Couples get together with the very best of intentions, full of hopes and dreams of white picket fences, 2.5 kids.
No one enters into a committed relationship with the intention of uncoupling. Nonetheless, it’s a distressingly common occurrence.
Suddenly, you find yourself a single parent. Even if you have always been an active, involved parent, this is a completely different experience.
In the best of situations, with a support team of grandparents, aunts, uncles, siblings, friends, etc. you may have bouts of frustration and fatigue.
During these times you will have to push through and step-up. There is no substitution for a parent when dealing with a crying toddler, grumpy daughter or a son who failed to make the last out. These are hurdles you and your children will have to scale together.
Some of the most common ways a single parent can cope with and reduce stress are:
- Finding a balance – Remember that parenting is about the moment. Take a deep breath and let go of your expectations.
- Show your love –Praise your child. Give him or her unconditional love and support.
- Create a routine – Structure, such as regularly scheduled meals and bedtimes help your child know what to expect.
- Find quality child care – If you need regular child care, look for a qualified caregiver who can provide a safe environment. Do not rely on an older child as your only babysitter and be careful about asking a new friend or partner to watch your child.
- Set limits – Explain house rules and expectations to your child, such as speaking respectfully and enforce them.
- Don’t give in to guilt – Don’t blame yourself or spoil your child to try to make up for being a single parent.
- Make time for yourself – Include physical activity in your daily routine, eat a healthy diet and get plenty of sleep. Make time to enjoy alone time or activities with close friends.
- Lean on others – It’s okay to join a support group for single parents or seek social services. Call on trusted loved ones, friends and neighbors for help.
- Stay positive – Be honest with your child if you’re having a difficult time, but remind him or her that things will get better. Try to keep your sense of humor when dealing with everyday challenges.
Mistakes may be made, but with love and the best of intentions, you’ll make it through.
All content of this newsletter is intended for general information purposes only and is not intended or implied to be a substitute for professional medical advice, diagnosis or treatment. Please consult a medical professional before adopting any of the suggestions on this page.
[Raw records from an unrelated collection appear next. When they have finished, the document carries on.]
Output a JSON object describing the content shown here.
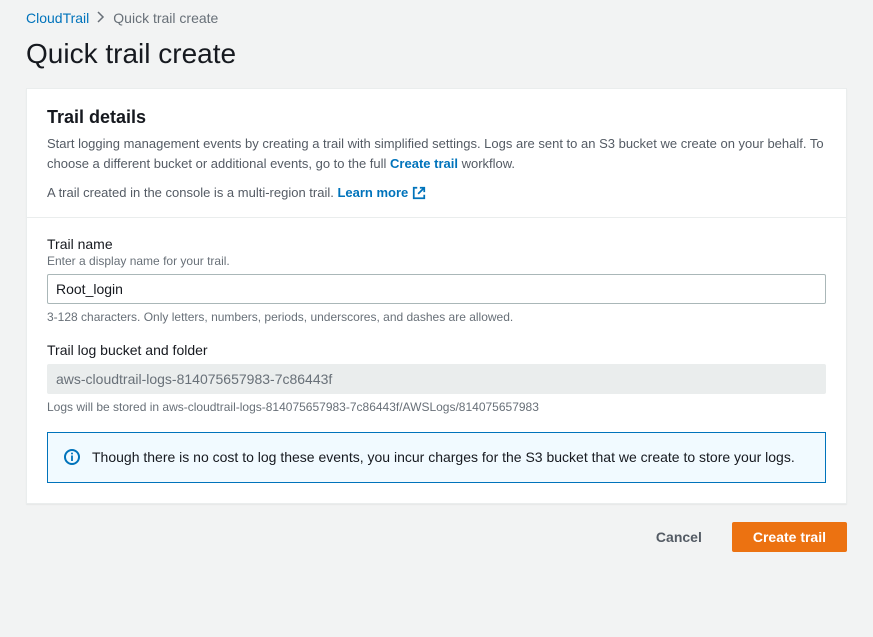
{
  "breadcrumb": {
    "root": "CloudTrail",
    "current": "Quick trail create"
  },
  "page_title": "Quick trail create",
  "panel": {
    "title": "Trail details",
    "desc_part1": "Start logging management events by creating a trail with simplified settings. Logs are sent to an S3 bucket we create on your behalf. To choose a different bucket or additional events, go to the full ",
    "create_trail_link": "Create trail",
    "desc_part2": " workflow.",
    "multi_region_text": "A trail created in the console is a multi-region trail. ",
    "learn_more": "Learn more"
  },
  "trail_name": {
    "label": "Trail name",
    "hint": "Enter a display name for your trail.",
    "value": "Root_login",
    "help": "3-128 characters. Only letters, numbers, periods, underscores, and dashes are allowed."
  },
  "trail_bucket": {
    "label": "Trail log bucket and folder",
    "value": "aws-cloudtrail-logs-814075657983-7c86443f",
    "help": "Logs will be stored in aws-cloudtrail-logs-814075657983-7c86443f/AWSLogs/814075657983"
  },
  "info": {
    "text": "Though there is no cost to log these events, you incur charges for the S3 bucket that we create to store your logs."
  },
  "actions": {
    "cancel": "Cancel",
    "create": "Create trail"
  }
}
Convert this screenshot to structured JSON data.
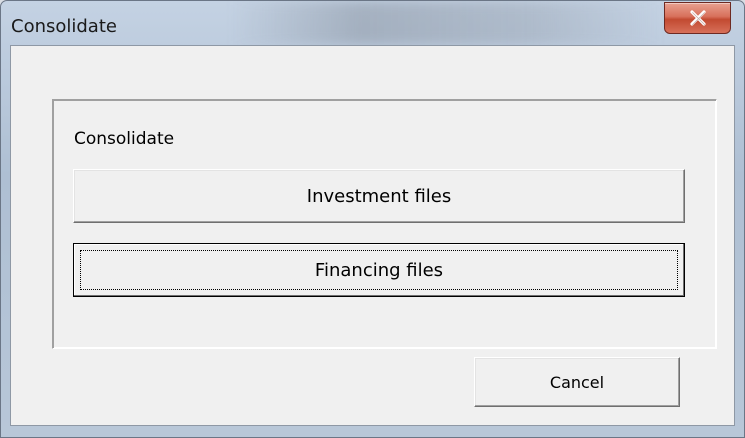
{
  "window": {
    "title": "Consolidate",
    "close_icon": "close-x-icon"
  },
  "frame": {
    "label": "Consolidate"
  },
  "buttons": {
    "investment_label": "Investment files",
    "financing_label": "Financing files",
    "cancel_label": "Cancel"
  },
  "colors": {
    "close_button": "#c94f37",
    "dialog_background": "#f0f0f0",
    "titlebar": "#b8c7d8"
  }
}
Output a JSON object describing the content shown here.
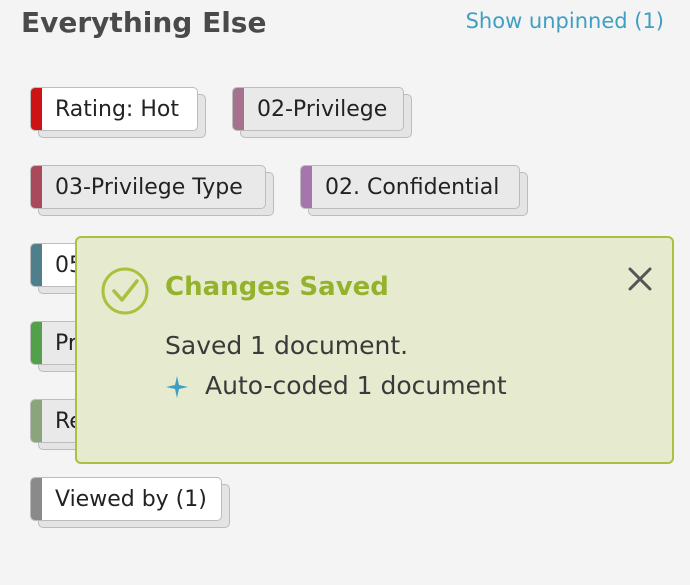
{
  "section": {
    "title": "Everything Else",
    "show_unpinned_label": "Show unpinned (1)"
  },
  "tags": [
    {
      "label": "Rating: Hot",
      "color": "#cc1414",
      "face": "white"
    },
    {
      "label": "02-Privilege",
      "color": "#a5728e",
      "face": "gray"
    },
    {
      "label": "03-Privilege Type",
      "color": "#a8495c",
      "face": "gray"
    },
    {
      "label": "02. Confidential",
      "color": "#a675ad",
      "face": "gray"
    },
    {
      "label": "05",
      "color": "#4e7f8a",
      "face": "white"
    },
    {
      "label": "Pr",
      "color": "#52a04a",
      "face": "gray"
    },
    {
      "label": "Re",
      "color": "#8aa47c",
      "face": "gray"
    },
    {
      "label": "Viewed by (1)",
      "color": "#8a8a8a",
      "face": "white"
    }
  ],
  "toast": {
    "title": "Changes Saved",
    "line1": "Saved 1 document.",
    "line2": "Auto-coded 1 document",
    "icons": [
      "check-circle-icon",
      "close-icon",
      "sparkle-icon"
    ],
    "colors": {
      "title": "#95b22c",
      "background": "#e6ebcf",
      "border": "#a9c13e",
      "sparkle": "#3f9fc2"
    }
  }
}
You must never disregard professional medical advice or delay seeking medical treatment based upon any content of this newsletter. PROMPTLY CONSULT YOUR PHYSICIAN OR CALL 911 IF YOU BELIEVE YOU HAVE A MEDICAL EMERGENCY.